General Electric and Saudi Aramco have launched a $200,000 challenge to improve the energy efficiency of seawater desalination.

Energy consumption can account for up to 70 per cent of desalination costs, according to a joint statement from the two companies. The goal of the challenge is to identify new ways to lower these costs, through either advances in technology, process improvements or both. The global production of desalinated water uses some 75.2 TWh of electricity a year.
GE’s ecomagination and Aramco Entrepreneurship are running the competition.
The prize will be shared equally among four winners and extra funds will be made available for developing the best ideas.
Aramco Entrepreneurship’s director of special projects, Nabil Al Khowaiter, said he hoped the competition would attract new technologies and industries to Saudi Arabia. GE’s global executive director at ecomagination, Deb Frodl, said: “We hope to inspire scientists, engineers, entrepreneurs and innovators around the world to bring their talents to this effort and help drive greater outcomes for customers.”
Solutions must be innovative, impactful, feasible, and scalable across the globe, the companies said.
Al Khowaiter said the challenge aimed to identify new solutions to lower total desalination costs and emissions through cleaner energy sources, incorporating advanced materials and integrating processes better. Countries around the world are poised to rely more and more heavily on desalination as a means to provide fresh water,” “With current techniques, this increased reliance could contribute dramatically to increased energy use,” he said.
According to the United Nations 2014 World Water Development Report, 25% of Saudi Arabia’s domestic oil and gas production is used to produce water via cogeneration power desalting plants, a figure that may rise to as high as 50% by 2030 if current trends continue.

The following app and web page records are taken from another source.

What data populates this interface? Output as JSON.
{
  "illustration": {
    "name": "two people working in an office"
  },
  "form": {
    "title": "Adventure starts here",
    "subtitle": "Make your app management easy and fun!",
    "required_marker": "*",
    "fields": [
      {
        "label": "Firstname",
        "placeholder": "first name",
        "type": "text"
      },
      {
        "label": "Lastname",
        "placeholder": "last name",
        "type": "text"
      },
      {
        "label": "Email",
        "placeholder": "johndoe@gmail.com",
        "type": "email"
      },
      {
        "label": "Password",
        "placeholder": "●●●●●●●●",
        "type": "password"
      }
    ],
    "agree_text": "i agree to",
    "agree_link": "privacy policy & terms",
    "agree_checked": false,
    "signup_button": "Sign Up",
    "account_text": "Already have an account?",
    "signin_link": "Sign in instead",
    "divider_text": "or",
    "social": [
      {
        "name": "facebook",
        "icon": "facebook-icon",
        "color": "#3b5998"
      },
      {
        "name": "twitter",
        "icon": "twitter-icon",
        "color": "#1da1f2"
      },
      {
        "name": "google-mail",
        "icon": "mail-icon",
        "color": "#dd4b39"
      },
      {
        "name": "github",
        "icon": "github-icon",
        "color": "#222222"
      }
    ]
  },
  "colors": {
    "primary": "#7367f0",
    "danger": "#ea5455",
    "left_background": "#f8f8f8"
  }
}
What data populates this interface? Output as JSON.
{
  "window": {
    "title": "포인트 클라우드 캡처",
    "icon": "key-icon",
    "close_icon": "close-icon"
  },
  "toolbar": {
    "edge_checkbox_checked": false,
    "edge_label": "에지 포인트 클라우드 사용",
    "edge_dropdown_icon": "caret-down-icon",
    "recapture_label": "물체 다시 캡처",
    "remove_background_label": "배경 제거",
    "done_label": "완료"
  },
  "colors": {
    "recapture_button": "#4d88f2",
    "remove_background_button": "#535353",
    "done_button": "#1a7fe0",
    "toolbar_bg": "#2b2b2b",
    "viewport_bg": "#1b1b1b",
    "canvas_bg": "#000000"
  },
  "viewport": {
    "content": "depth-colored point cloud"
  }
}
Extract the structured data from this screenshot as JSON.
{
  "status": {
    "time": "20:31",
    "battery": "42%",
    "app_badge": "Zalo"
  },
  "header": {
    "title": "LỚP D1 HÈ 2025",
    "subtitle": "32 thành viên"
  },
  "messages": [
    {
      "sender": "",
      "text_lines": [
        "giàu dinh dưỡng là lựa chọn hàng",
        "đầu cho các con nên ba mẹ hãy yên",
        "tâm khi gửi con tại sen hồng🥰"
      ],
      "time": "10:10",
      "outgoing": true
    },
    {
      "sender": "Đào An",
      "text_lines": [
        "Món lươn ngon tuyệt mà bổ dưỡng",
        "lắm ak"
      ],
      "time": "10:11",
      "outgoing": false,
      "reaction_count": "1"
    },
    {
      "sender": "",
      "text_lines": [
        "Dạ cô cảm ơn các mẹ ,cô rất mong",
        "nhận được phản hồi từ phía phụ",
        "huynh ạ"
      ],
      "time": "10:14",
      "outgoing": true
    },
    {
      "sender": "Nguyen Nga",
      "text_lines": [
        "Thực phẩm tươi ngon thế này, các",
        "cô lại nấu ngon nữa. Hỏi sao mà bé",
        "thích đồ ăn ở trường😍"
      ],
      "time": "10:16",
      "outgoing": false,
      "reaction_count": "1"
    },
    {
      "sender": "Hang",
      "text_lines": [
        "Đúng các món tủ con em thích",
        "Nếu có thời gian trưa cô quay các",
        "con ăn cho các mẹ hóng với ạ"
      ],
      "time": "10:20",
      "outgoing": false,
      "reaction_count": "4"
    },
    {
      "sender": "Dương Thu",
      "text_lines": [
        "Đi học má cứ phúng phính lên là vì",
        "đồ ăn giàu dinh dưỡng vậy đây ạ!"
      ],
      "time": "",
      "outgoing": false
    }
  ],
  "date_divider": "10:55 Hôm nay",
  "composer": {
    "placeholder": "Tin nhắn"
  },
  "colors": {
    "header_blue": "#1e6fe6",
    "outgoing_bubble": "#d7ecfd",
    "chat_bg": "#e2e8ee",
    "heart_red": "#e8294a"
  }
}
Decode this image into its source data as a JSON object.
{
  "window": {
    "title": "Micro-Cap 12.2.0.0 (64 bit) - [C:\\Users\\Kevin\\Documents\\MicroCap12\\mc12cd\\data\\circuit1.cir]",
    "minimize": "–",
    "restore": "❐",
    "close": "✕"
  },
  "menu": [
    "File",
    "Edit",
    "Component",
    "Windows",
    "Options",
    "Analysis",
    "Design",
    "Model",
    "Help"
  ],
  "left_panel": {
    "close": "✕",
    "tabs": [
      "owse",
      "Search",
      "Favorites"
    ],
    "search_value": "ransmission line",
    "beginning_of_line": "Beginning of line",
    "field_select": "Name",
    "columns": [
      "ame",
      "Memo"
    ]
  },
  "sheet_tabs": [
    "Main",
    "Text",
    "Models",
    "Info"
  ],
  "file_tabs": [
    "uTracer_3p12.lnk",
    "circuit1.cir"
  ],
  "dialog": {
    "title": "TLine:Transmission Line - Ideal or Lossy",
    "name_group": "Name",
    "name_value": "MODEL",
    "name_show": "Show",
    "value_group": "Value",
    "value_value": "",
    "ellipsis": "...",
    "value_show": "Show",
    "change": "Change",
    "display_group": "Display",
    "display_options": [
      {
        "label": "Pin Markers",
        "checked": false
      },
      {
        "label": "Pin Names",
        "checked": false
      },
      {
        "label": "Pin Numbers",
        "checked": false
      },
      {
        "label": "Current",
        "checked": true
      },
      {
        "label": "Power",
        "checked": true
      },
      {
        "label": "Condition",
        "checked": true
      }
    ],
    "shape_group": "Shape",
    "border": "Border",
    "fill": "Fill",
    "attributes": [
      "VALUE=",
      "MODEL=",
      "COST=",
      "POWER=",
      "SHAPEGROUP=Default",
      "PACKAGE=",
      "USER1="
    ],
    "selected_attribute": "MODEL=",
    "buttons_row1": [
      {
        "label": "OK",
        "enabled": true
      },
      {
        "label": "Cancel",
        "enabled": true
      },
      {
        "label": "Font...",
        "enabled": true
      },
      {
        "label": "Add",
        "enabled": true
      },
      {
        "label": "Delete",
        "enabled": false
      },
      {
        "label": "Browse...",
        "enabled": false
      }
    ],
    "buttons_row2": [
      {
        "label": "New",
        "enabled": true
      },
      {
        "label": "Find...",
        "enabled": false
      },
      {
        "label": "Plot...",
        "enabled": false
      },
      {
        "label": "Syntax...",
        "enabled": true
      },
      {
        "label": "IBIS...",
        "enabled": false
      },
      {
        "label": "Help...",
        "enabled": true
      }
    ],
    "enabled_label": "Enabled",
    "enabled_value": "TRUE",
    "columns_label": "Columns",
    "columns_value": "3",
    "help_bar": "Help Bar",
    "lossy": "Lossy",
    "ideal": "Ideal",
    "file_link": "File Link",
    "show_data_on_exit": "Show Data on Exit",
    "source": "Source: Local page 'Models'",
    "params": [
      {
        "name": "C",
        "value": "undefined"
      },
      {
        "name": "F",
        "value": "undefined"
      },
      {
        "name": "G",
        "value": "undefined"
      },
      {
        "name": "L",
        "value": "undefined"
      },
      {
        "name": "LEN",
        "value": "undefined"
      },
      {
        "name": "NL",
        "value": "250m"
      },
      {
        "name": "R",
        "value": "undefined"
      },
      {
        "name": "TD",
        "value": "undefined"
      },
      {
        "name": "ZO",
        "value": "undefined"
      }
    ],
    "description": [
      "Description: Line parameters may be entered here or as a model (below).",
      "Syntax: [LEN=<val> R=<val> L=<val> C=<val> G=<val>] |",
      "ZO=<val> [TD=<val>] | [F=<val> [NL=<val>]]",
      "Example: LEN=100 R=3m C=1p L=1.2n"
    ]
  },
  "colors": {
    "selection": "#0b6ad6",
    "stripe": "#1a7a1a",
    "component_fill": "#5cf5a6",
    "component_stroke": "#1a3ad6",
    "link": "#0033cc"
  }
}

Projections in the report showed that the energy demand of In Kuwait’s desalination plants in 2035 will be equal to the country’s entire oil production of 2011-12 were current trends to continue.